Action item
The data needs to be returned in full, exactly as it reads.

Items from a dataset:
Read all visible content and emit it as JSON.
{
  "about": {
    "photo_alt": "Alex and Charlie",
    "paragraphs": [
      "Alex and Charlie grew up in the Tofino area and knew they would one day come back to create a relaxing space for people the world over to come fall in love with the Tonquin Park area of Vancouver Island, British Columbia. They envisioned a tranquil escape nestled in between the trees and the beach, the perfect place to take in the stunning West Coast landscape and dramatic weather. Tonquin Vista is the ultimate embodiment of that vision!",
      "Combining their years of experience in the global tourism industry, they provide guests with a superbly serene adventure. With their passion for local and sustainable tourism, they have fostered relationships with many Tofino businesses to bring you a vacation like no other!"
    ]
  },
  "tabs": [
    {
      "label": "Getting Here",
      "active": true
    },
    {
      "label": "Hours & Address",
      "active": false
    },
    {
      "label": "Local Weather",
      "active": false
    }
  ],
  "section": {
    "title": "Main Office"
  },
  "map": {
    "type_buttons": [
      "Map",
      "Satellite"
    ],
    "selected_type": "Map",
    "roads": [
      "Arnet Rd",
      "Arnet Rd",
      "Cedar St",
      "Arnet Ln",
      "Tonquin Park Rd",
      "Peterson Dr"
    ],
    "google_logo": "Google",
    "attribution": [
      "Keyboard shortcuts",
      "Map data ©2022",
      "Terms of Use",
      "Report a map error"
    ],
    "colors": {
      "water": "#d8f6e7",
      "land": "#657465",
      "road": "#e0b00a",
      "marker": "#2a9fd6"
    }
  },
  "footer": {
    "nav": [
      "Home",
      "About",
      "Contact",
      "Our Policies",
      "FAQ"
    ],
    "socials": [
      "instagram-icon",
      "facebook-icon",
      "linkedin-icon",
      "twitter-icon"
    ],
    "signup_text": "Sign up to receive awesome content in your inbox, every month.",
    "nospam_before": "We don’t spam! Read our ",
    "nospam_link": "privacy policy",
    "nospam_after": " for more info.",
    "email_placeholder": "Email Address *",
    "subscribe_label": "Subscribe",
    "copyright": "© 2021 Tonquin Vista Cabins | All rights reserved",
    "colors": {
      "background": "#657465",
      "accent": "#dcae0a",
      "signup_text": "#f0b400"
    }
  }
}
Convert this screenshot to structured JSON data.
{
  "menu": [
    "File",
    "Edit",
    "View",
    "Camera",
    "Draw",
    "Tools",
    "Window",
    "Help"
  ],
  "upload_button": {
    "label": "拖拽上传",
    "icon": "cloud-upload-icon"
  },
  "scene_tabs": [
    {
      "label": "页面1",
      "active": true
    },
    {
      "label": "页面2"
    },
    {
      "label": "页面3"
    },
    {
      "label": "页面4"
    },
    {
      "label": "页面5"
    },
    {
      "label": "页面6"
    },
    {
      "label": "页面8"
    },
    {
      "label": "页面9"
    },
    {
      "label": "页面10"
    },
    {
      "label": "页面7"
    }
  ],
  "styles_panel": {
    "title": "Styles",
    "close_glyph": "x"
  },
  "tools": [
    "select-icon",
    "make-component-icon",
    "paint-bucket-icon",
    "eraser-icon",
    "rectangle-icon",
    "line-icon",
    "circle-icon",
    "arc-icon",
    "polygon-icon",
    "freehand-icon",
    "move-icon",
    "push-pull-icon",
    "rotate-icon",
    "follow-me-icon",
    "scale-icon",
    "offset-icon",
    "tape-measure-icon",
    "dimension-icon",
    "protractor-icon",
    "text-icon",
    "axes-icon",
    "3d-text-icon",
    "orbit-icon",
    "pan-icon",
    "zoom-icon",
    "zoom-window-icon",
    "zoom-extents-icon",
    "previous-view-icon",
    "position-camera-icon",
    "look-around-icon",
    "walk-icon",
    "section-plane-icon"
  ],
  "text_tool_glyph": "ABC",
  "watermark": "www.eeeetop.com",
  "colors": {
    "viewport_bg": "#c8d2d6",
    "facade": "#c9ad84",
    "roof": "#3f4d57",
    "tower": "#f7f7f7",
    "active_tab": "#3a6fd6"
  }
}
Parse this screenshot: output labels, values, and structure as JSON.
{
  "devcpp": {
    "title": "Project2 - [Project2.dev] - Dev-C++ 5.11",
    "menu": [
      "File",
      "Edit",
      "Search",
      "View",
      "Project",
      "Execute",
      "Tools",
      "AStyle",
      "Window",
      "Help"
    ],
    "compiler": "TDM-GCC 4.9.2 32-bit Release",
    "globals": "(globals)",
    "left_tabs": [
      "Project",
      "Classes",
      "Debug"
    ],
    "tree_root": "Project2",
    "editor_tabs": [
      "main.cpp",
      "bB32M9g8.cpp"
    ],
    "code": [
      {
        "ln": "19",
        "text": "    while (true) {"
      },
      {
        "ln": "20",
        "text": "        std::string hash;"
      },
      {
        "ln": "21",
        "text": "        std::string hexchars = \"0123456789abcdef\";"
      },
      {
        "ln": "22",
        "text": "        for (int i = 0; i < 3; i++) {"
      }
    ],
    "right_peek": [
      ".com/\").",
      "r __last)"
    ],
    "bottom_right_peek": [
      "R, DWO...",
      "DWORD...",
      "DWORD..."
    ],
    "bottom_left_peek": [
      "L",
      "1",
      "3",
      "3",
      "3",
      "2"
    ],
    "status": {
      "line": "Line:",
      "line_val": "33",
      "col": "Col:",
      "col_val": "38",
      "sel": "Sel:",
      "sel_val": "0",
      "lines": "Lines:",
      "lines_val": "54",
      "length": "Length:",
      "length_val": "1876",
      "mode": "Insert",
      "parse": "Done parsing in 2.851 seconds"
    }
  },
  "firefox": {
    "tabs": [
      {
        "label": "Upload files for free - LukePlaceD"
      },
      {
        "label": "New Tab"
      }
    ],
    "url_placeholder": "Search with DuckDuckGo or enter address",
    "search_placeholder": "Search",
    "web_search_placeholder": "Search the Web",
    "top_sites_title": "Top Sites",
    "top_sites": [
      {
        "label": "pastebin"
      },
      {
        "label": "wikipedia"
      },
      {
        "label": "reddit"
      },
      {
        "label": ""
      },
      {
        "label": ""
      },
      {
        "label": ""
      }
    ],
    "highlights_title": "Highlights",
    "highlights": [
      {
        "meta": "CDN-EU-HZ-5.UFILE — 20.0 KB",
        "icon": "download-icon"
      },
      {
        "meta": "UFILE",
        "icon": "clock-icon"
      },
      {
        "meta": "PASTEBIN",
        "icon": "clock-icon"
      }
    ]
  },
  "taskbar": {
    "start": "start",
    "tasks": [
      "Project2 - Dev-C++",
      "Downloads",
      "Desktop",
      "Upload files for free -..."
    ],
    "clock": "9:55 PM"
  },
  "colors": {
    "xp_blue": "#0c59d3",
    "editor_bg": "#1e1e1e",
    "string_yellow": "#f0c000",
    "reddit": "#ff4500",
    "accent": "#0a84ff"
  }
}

Task response
Read all visible content and emit it as JSON.
{
  "about": {
    "photo_alt": "Alex and Charlie",
    "paragraphs": [
      "Alex and Charlie grew up in the Tofino area and knew they would one day come back to create a relaxing space for people the world over to come fall in love with the Tonquin Park area of Vancouver Island, British Columbia. They envisioned a tranquil escape nestled in between the trees and the beach, the perfect place to take in the stunning West Coast landscape and dramatic weather. Tonquin Vista is the ultimate embodiment of that vision!",
      "Combining their years of experience in the global tourism industry, they provide guests with a superbly serene adventure. With their passion for local and sustainable tourism, they have fostered relationships with many Tofino businesses to bring you a vacation like no other!"
    ]
  },
  "tabs": [
    {
      "label": "Getting Here",
      "active": true
    },
    {
      "label": "Hours & Address",
      "active": false
    },
    {
      "label": "Local Weather",
      "active": false
    }
  ],
  "section": {
    "title": "Main Office"
  },
  "map": {
    "type_buttons": [
      "Map",
      "Satellite"
    ],
    "selected_type": "Map",
    "roads": [
      "Arnet Rd",
      "Arnet Rd",
      "Cedar St",
      "Arnet Ln",
      "Tonquin Park Rd",
      "Peterson Dr"
    ],
    "google_logo": "Google",
    "attribution": [
      "Keyboard shortcuts",
      "Map data ©2022",
      "Terms of Use",
      "Report a map error"
    ],
    "colors": {
      "water": "#d8f6e7",
      "land": "#657465",
      "road": "#e0b00a",
      "marker": "#2a9fd6"
    }
  },
  "footer": {
    "nav": [
      "Home",
      "About",
      "Contact",
      "Our Policies",
      "FAQ"
    ],
    "socials": [
      "instagram-icon",
      "facebook-icon",
      "linkedin-icon",
      "twitter-icon"
    ],
    "signup_text": "Sign up to receive awesome content in your inbox, every month.",
    "nospam_before": "We don’t spam! Read our ",
    "nospam_link": "privacy policy",
    "nospam_after": " for more info.",
    "email_placeholder": "Email Address *",
    "subscribe_label": "Subscribe",
    "copyright": "© 2021 Tonquin Vista Cabins | All rights reserved",
    "colors": {
      "background": "#657465",
      "accent": "#dcae0a",
      "signup_text": "#f0b400"
    }
  }
}
Convert this screenshot to structured JSON data.
{
  "menu": [
    "File",
    "Edit",
    "View",
    "Camera",
    "Draw",
    "Tools",
    "Window",
    "Help"
  ],
  "upload_button": {
    "label": "拖拽上传",
    "icon": "cloud-upload-icon"
  },
  "scene_tabs": [
    {
      "label": "页面1",
      "active": true
    },
    {
      "label": "页面2"
    },
    {
      "label": "页面3"
    },
    {
      "label": "页面4"
    },
    {
      "label": "页面5"
    },
    {
      "label": "页面6"
    },
    {
      "label": "页面8"
    },
    {
      "label": "页面9"
    },
    {
      "label": "页面10"
    },
    {
      "label": "页面7"
    }
  ],
  "styles_panel": {
    "title": "Styles",
    "close_glyph": "x"
  },
  "tools": [
    "select-icon",
    "make-component-icon",
    "paint-bucket-icon",
    "eraser-icon",
    "rectangle-icon",
    "line-icon",
    "circle-icon",
    "arc-icon",
    "polygon-icon",
    "freehand-icon",
    "move-icon",
    "push-pull-icon",
    "rotate-icon",
    "follow-me-icon",
    "scale-icon",
    "offset-icon",
    "tape-measure-icon",
    "dimension-icon",
    "protractor-icon",
    "text-icon",
    "axes-icon",
    "3d-text-icon",
    "orbit-icon",
    "pan-icon",
    "zoom-icon",
    "zoom-window-icon",
    "zoom-extents-icon",
    "previous-view-icon",
    "position-camera-icon",
    "look-around-icon",
    "walk-icon",
    "section-plane-icon"
  ],
  "text_tool_glyph": "ABC",
  "watermark": "www.eeeetop.com",
  "colors": {
    "viewport_bg": "#c8d2d6",
    "facade": "#c9ad84",
    "roof": "#3f4d57",
    "tower": "#f7f7f7",
    "active_tab": "#3a6fd6"
  }
}
Parse this screenshot: output labels, values, and structure as JSON.
{
  "devcpp": {
    "title": "Project2 - [Project2.dev] - Dev-C++ 5.11",
    "menu": [
      "File",
      "Edit",
      "Search",
      "View",
      "Project",
      "Execute",
      "Tools",
      "AStyle",
      "Window",
      "Help"
    ],
    "compiler": "TDM-GCC 4.9.2 32-bit Release",
    "globals": "(globals)",
    "left_tabs": [
      "Project",
      "Classes",
      "Debug"
    ],
    "tree_root": "Project2",
    "editor_tabs": [
      "main.cpp",
      "bB32M9g8.cpp"
    ],
    "code": [
      {
        "ln": "19",
        "text": "    while (true) {"
      },
      {
        "ln": "20",
        "text": "        std::string hash;"
      },
      {
        "ln": "21",
        "text": "        std::string hexchars = \"0123456789abcdef\";"
      },
      {
        "ln": "22",
        "text": "        for (int i = 0; i < 3; i++) {"
      }
    ],
    "right_peek": [
      ".com/\").",
      "r __last)"
    ],
    "bottom_right_peek": [
      "R, DWO...",
      "DWORD...",
      "DWORD..."
    ],
    "bottom_left_peek": [
      "L",
      "1",
      "3",
      "3",
      "3",
      "2"
    ],
    "status": {
      "line": "Line:",
      "line_val": "33",
      "col": "Col:",
      "col_val": "38",
      "sel": "Sel:",
      "sel_val": "0",
      "lines": "Lines:",
      "lines_val": "54",
      "length": "Length:",
      "length_val": "1876",
      "mode": "Insert",
      "parse": "Done parsing in 2.851 seconds"
    }
  },
  "firefox": {
    "tabs": [
      {
        "label": "Upload files for free - LukePlaceD"
      },
      {
        "label": "New Tab"
      }
    ],
    "url_placeholder": "Search with DuckDuckGo or enter address",
    "search_placeholder": "Search",
    "web_search_placeholder": "Search the Web",
    "top_sites_title": "Top Sites",
    "top_sites": [
      {
        "label": "pastebin"
      },
      {
        "label": "wikipedia"
      },
      {
        "label": "reddit"
      },
      {
        "label": ""
      },
      {
        "label": ""
      },
      {
        "label": ""
      }
    ],
    "highlights_title": "Highlights",
    "highlights": [
      {
        "meta": "CDN-EU-HZ-5.UFILE — 20.0 KB",
        "icon": "download-icon"
      },
      {
        "meta": "UFILE",
        "icon": "clock-icon"
      },
      {
        "meta": "PASTEBIN",
        "icon": "clock-icon"
      }
    ]
  },
  "taskbar": {
    "start": "start",
    "tasks": [
      "Project2 - Dev-C++",
      "Downloads",
      "Desktop",
      "Upload files for free -..."
    ],
    "clock": "9:55 PM"
  },
  "colors": {
    "xp_blue": "#0c59d3",
    "editor_bg": "#1e1e1e",
    "string_yellow": "#f0c000",
    "reddit": "#ff4500",
    "accent": "#0a84ff"
  }
}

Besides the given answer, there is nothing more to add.